▶ _RECORD EXTRACTS_:
-------
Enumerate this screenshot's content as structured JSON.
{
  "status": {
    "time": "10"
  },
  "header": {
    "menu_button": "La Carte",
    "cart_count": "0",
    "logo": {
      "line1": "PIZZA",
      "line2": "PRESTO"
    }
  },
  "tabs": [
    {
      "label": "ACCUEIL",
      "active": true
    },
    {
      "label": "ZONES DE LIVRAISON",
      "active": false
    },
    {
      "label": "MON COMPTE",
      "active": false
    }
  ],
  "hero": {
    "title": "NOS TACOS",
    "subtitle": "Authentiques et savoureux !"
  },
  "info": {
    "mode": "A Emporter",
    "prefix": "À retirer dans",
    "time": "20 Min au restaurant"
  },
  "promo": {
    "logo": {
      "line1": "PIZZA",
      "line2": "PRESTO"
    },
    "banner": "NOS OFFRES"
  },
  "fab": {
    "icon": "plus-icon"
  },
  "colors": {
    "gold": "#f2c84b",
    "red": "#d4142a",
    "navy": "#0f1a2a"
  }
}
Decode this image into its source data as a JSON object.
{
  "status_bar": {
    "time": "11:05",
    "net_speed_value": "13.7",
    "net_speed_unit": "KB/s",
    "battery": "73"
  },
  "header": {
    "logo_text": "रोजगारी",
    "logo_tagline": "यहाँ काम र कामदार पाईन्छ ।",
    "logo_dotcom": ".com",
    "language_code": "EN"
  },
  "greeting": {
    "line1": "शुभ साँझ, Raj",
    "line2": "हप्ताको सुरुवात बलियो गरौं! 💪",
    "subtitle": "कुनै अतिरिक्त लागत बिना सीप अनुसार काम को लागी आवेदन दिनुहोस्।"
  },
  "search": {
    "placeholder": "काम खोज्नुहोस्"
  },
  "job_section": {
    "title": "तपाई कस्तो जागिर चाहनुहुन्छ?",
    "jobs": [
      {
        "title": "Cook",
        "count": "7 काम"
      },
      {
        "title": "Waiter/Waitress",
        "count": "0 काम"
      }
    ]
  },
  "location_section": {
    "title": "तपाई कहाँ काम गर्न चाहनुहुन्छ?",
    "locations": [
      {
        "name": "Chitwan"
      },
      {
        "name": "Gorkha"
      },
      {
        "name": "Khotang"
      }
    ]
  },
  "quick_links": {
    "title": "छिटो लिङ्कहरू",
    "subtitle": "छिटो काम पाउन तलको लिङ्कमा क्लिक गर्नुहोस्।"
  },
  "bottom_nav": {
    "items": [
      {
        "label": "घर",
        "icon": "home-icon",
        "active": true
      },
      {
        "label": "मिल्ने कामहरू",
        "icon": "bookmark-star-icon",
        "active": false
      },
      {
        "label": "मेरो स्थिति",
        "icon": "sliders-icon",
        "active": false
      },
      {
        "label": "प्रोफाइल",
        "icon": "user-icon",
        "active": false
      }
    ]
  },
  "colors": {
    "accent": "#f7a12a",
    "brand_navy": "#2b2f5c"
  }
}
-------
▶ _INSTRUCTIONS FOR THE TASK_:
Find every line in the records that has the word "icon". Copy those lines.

▶ _WORKED SOLUTION_:
    "icon": "plus-icon"
        "icon": "home-icon",
        "icon": "bookmark-star-icon",
        "icon": "sliders-icon",
        "icon": "user-icon",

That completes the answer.